The U.S. Department of Commerce’s Bureau of Economic Analysis (BEA) has released its report on personal income and spending for the month of November. Both indexes posted gains, but spending has so far outpaced income.
Personal income increased by $54.0 billion in November, a rise of 0.3%. Dow Jones had called for a gain of 0.4%. Disposable personal income increased by $50.9 billion, for a gain of 0.4%. According to the BEA, the increase in personal income in November was based on gains in wages, salaries and personal interest income.
The BEA reported that outlays, what the rest of us call personal spending, increased by $87.1 billion, or up 0.6%. Dow Jones was calling for a 0.4% gain in spending.
There was a $49.1 billion increase in real personal consumption expenditures (PCE) in November, broken down as a gain of $22.3 billion in spending for goods and a $27.6 billion more in services. The spending gains in goods were led by recreational goods and vehicles, and the gains in spending on services were attributed to electricity and gas.
It is not that unusual to see income lag spending, although personal income has been on the rise in 2017. And for the report showing a higher spending than income would lead one to believe that consumers are spending up and using their credit cards for the holidays.
While spending outpaced income, the personal savings was $426.2 billion in November and the personal saving rate (savings as a percentage of disposable personal income) was 2.9%. Maybe those stock market gains and slightly higher interest rates are enticing people to invest more after all.
The BEA further reported:
Real DPI increased 0.1 percent in November and Real PCE increased 0.4 percent. The PCE price index increased 0.2 percent. Excluding food and energy, the PCE price index increased 0.1 percent.
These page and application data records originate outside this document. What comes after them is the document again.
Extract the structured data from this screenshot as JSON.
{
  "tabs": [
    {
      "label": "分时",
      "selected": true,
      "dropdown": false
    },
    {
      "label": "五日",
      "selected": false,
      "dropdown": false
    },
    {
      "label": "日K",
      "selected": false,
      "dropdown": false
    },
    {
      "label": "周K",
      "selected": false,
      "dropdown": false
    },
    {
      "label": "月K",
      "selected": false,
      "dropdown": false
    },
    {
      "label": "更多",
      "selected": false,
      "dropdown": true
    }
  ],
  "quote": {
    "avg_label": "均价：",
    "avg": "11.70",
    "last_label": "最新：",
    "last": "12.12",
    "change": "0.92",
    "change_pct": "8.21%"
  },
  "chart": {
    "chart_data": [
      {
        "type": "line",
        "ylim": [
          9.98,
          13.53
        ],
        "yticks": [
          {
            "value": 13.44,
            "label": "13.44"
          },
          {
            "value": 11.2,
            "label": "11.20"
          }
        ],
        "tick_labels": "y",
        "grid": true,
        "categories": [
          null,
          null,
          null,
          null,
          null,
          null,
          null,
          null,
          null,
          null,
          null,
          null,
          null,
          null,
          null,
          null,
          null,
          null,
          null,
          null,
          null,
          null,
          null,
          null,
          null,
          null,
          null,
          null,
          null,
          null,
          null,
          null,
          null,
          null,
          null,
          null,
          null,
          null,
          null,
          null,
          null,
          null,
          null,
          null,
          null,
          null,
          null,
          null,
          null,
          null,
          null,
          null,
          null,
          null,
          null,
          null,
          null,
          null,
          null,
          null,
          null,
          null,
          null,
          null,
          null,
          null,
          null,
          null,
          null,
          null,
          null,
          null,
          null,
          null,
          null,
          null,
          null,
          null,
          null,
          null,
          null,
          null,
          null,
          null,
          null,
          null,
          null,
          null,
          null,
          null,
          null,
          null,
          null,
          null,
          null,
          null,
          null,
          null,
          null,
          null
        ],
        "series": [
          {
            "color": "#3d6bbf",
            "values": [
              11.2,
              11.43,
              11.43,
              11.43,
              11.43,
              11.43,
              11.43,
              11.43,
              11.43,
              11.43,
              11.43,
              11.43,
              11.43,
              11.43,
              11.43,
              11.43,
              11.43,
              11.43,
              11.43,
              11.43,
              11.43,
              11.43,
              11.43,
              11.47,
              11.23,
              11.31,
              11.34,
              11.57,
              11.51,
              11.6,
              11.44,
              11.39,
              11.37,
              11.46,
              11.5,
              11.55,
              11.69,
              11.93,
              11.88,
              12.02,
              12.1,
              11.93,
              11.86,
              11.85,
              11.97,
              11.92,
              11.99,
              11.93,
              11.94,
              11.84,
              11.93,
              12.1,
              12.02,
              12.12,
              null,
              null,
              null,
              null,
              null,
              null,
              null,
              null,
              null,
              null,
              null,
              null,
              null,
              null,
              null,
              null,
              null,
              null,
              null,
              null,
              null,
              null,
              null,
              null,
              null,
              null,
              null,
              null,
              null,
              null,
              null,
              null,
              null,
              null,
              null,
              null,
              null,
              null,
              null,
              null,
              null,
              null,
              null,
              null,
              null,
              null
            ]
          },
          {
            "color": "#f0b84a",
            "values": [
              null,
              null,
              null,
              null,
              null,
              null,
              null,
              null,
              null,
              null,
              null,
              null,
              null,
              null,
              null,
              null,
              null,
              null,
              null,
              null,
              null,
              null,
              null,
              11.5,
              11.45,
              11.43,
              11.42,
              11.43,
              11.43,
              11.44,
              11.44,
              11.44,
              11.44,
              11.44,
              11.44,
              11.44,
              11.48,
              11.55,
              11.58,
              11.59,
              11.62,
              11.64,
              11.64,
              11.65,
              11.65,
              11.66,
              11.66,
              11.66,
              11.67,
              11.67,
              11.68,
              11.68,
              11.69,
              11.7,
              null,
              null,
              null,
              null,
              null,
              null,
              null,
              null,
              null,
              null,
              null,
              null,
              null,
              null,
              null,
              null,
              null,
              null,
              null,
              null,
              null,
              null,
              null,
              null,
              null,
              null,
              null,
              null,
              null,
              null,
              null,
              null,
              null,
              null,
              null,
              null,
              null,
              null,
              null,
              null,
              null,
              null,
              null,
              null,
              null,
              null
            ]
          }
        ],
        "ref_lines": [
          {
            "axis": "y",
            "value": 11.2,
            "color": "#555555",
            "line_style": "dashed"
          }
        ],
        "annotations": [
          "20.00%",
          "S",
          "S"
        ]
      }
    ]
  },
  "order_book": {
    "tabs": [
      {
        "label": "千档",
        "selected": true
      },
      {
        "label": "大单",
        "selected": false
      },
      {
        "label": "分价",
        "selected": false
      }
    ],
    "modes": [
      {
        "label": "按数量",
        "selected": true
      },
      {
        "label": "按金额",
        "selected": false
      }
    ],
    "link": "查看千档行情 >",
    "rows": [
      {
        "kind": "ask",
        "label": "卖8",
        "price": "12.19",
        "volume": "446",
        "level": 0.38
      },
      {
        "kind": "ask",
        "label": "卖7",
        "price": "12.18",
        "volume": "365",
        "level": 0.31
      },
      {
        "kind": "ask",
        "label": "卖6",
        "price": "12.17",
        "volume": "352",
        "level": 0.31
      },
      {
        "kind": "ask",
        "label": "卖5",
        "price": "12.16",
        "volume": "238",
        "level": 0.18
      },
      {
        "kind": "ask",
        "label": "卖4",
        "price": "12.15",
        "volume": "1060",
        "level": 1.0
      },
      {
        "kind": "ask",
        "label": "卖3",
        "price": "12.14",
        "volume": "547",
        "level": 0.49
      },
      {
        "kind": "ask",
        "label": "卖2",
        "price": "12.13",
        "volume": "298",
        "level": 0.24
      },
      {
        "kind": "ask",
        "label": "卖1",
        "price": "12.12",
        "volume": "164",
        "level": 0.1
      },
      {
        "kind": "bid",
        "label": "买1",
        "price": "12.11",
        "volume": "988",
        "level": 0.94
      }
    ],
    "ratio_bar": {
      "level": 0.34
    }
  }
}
Remember that close to two-thirds of gross domestic product (GDP) is tied to consumption and spending in the United States.